On September 1, 2015, the Chicago STEM Pathways Cooperative was notified that it will join the first cohort of the STEM Funders Network’s STEM Learning Ecosystems initiative. Over 70 applications were reviewed, and 27 cities were selected across the nation.
The STEM Learning Ecosystems initiative aims to cultivate a national community of practice, consisting of cities that have STEM learning ecosystems in various stages of development. These cities will develop and share best practices, cultivate strategies for nurturing, measuring, and building city-wide STEM ecosystems, and individually further the work of each city’s ecosystem. Like other cities in the initial cohort, Chicago demonstrated that there already rigorous cross-sector collaborations occuring across school settings, out-of-school time learning programs, funders, policy makers, the business community, institutions of higher education, civic and cultural institutions, researchers, and of course, youth and families.
For Chicago, responding to the Request for Qualifications proved to be a galvanizing, vision-honing exercise that brought individuals, organizations, and sectors further together. The application process was led by Project Exploration, and provided the opportunity to hone the Chicago STEM Pathways Cooperative’s mission and vision, engage new and existing stakeholders, and better define the needs, opportunities, and challenges of Chicago’s STEM Learning Ecosystem.
Within Chicago, a dedicated group of individuals and organizations have joined this effort as Partner Agencies, which will meet monthly to support the larger efforts of coordinating Chicago’s STEM learning ecosystem.

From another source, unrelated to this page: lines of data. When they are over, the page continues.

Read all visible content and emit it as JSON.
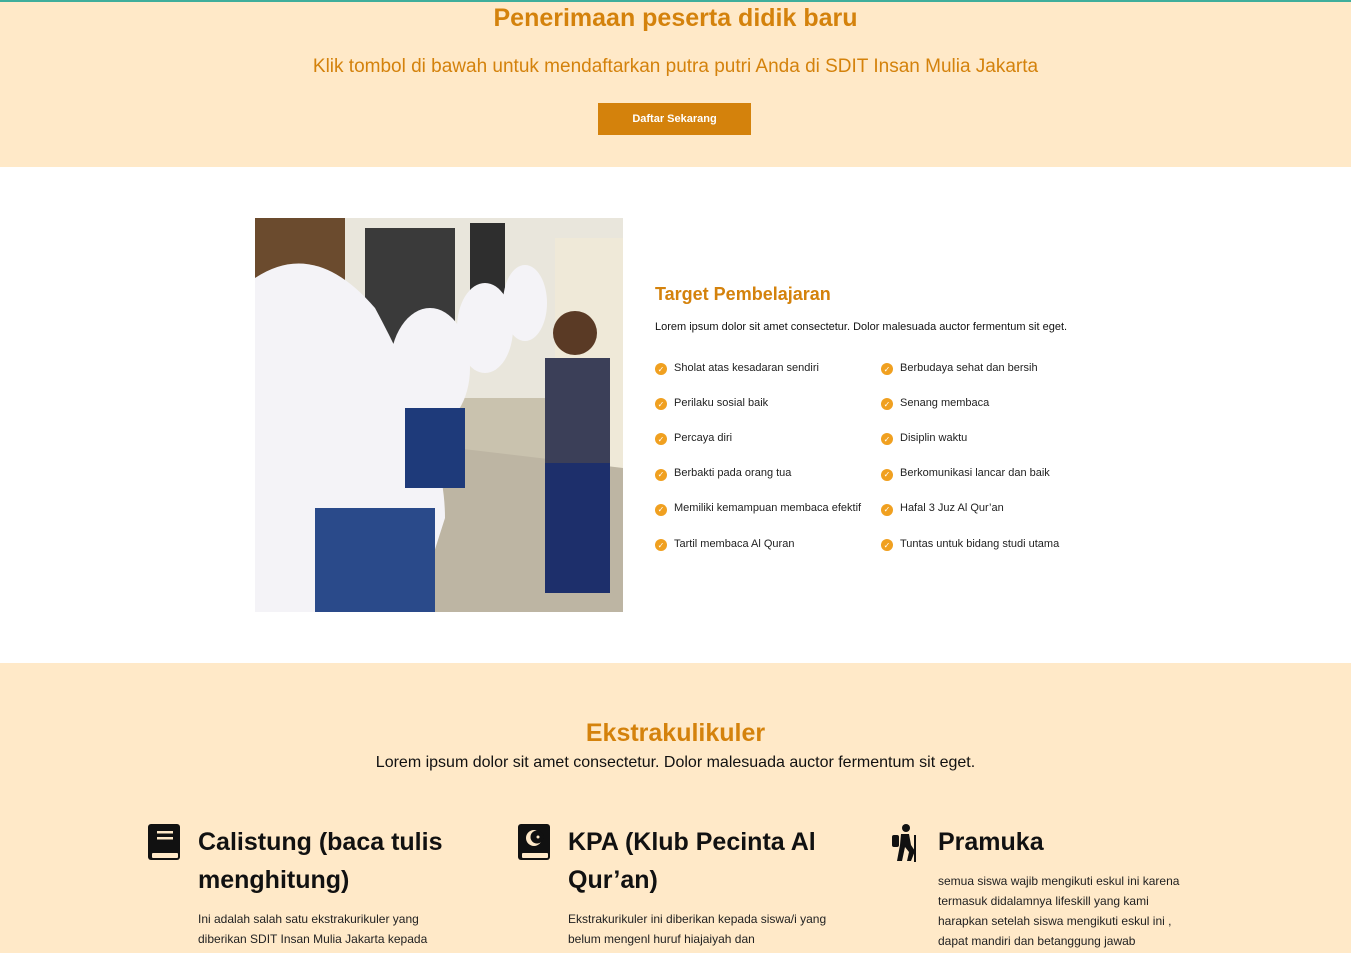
{
  "hero": {
    "title": "Penerimaan peserta didik baru",
    "subtitle": "Klik tombol di bawah untuk mendaftarkan putra putri Anda di SDIT Insan Mulia Jakarta",
    "button_label": "Daftar Sekarang"
  },
  "target": {
    "title": "Target Pembelajaran",
    "description": "Lorem ipsum dolor sit amet consectetur. Dolor malesuada auctor fermentum sit eget.",
    "left_items": [
      "Sholat atas kesadaran sendiri",
      "Perilaku sosial baik",
      "Percaya diri",
      "Berbakti pada orang tua",
      "Memiliki kemampuan membaca efektif",
      "Tartil membaca Al Quran"
    ],
    "right_items": [
      "Berbudaya sehat dan bersih",
      "Senang membaca",
      "Disiplin waktu",
      "Berkomunikasi lancar dan baik",
      "Hafal 3 Juz Al Qur’an",
      "Tuntas untuk bidang studi utama"
    ]
  },
  "ekstra": {
    "title": "Ekstrakulikuler",
    "subtitle": "Lorem ipsum dolor sit amet consectetur. Dolor malesuada auctor fermentum sit eget.",
    "cards": [
      {
        "icon": "book-icon",
        "title": "Calistung (baca tulis menghitung)",
        "body": "Ini adalah salah satu ekstrakurikuler yang diberikan SDIT Insan Mulia Jakarta kepada"
      },
      {
        "icon": "quran-icon",
        "title": "KPA (Klub Pecinta Al Qur’an)",
        "body": "Ekstrakurikuler ini diberikan kepada siswa/i yang belum mengenl huruf hiajaiyah dan"
      },
      {
        "icon": "hiking-icon",
        "title": "Pramuka",
        "body": "semua siswa wajib mengikuti eskul ini karena termasuk didalamnya lifeskill yang kami harapkan setelah siswa mengikuti eskul ini , dapat mandiri dan betanggung jawab"
      }
    ]
  },
  "colors": {
    "accent": "#d4820c",
    "cream": "#ffe9c8",
    "check": "#f0a020"
  }
}
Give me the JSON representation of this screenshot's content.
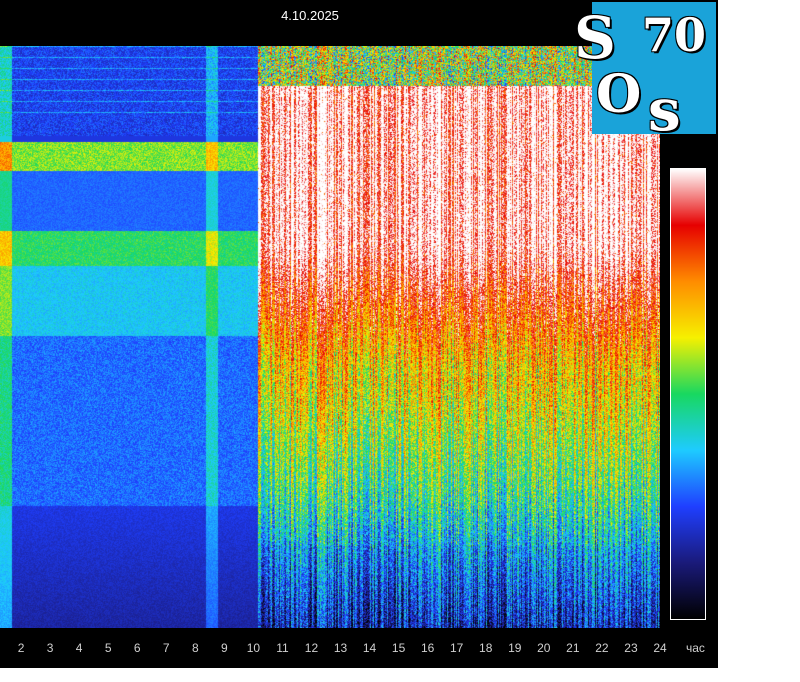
{
  "date": "4.10.2025",
  "logo": {
    "s1": "S",
    "num": "70",
    "o": "O",
    "s2": "s"
  },
  "chart_data": {
    "type": "heatmap",
    "x_ticks": [
      "2",
      "3",
      "4",
      "5",
      "6",
      "7",
      "8",
      "9",
      "10",
      "11",
      "12",
      "13",
      "14",
      "15",
      "16",
      "17",
      "18",
      "19",
      "20",
      "21",
      "22",
      "23",
      "24"
    ],
    "x_unit": "час",
    "xlim": [
      1,
      24
    ],
    "colorbar": [
      "#000000",
      "#1a1a7a",
      "#1f3fff",
      "#1ecbff",
      "#18d860",
      "#f6f000",
      "#ff8c00",
      "#e60000",
      "#ffffff"
    ]
  }
}
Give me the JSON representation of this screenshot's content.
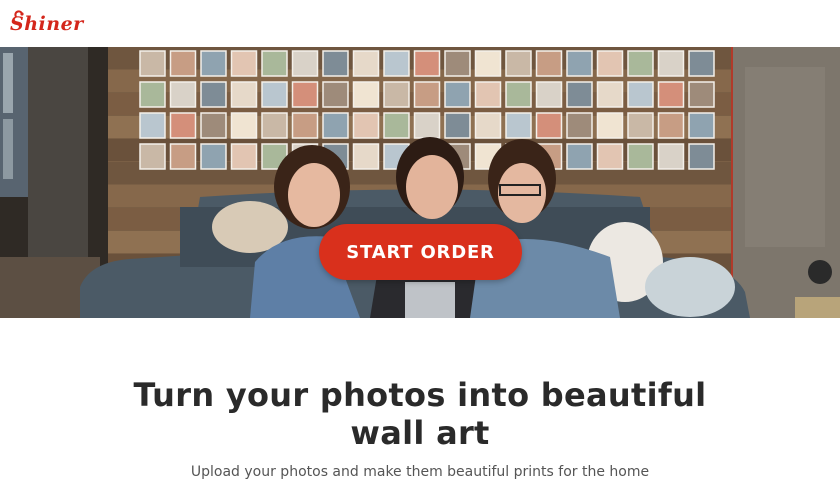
{
  "brand": {
    "logo_text": "Shiner",
    "accent_color": "#d9301c"
  },
  "hero": {
    "cta_label": "START ORDER"
  },
  "content": {
    "headline_line1": "Turn your photos into beautiful",
    "headline_line2": "wall art",
    "subtext": "Upload your photos and make them beautiful prints for the home"
  }
}
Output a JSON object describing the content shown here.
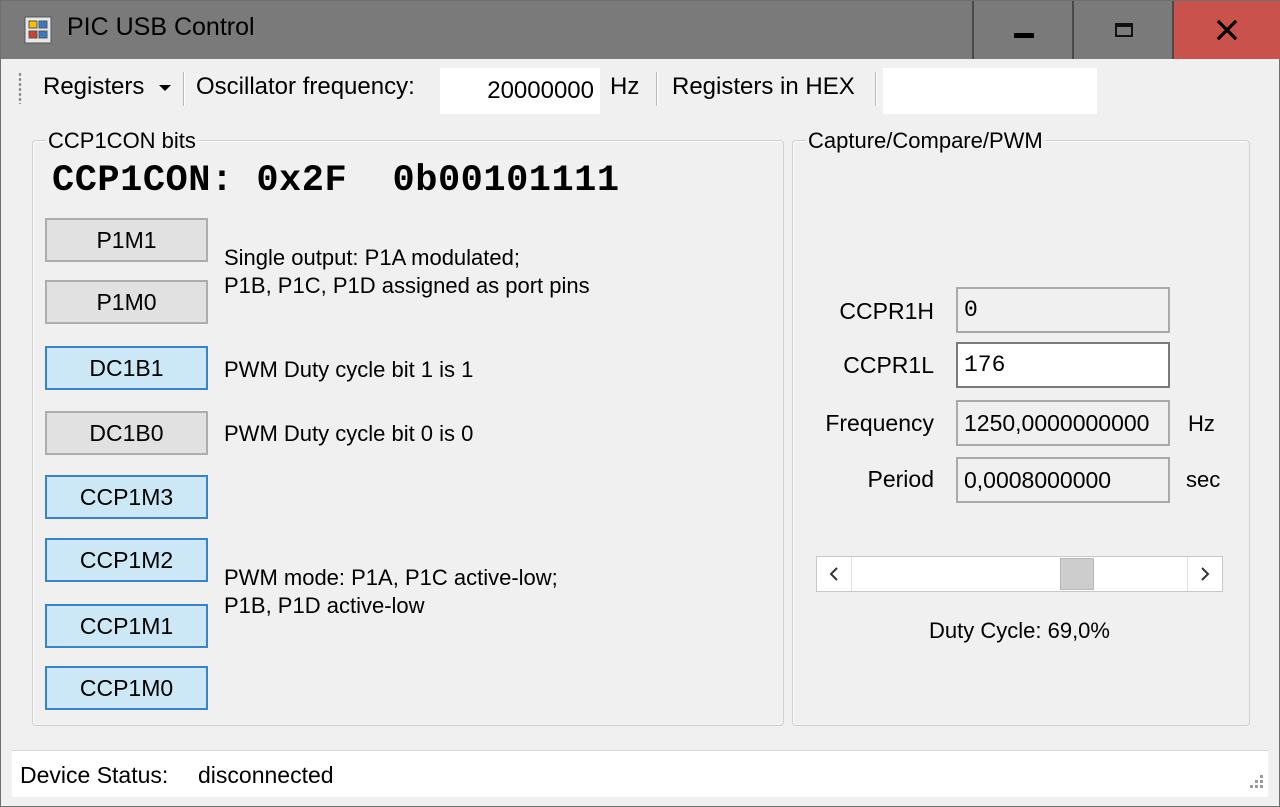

To date, these organizations include:
- The Albert Pick Jr. Fund
- The Brinson Foundation
- Chicago Architecture Foundation
- The Chicago Botanic Garden
The first meeting of this group of supporters and leaders will be held in September 2015.
As a selected ecosystem, The Chicago STEM Pathways Cooperative will receive ongoing technical support, regular meetings with representatives from other cities, and will be hosted at a kick-off meeting at the White House in November. Additionally, the work will be ongoing in Chicago, with regular convenings, data gathering, and community building as the year progresses. Ultimately, the work of the STEM Learning Ecosystems cohort will inform the STEM education field about creating connected STEM-rich learning opportunities for youth and families across the educational continuum throughout the educational lifespan of individuals – which is lifelong.
“These innovative communities are providing STEM learning opportunities for millions of young people both in- and out-of-school,” said SFN co-chairs Gerald Solomon, executive director, Samueli Foundation, and Ron Ottinger, executive director, Noyce Foundation in a press release. “It is an initiative to design the kind of infrastructure that ensures STEM learning is truly ‘everywhere’ and is a top priority for communities supporting youth to develop the skills and knowledge they need for success in a global workforce.”
“We are thrilled that Chicago has been selected to be a part of the STEM Ecosystem Community of Practice,” says Mike Cassel, director, Boeing Global Corporate Citizenship, Great Lakes Region. “At Boeing, we work towards a future where all students have access to learning so that they can develop their skills, do what they dream and build something better. This endeavor will provide opportunities that expose students to STEM subjects and experiences that will give them the ability to apply this knowledge in real and relevant ways.”
Any individual or organization contributing to STEM learning in the city of Chicago is a member of the STEM Learning Ecosystem, and all are welcome and encouraged to participate in this work. Please contact us to get involved.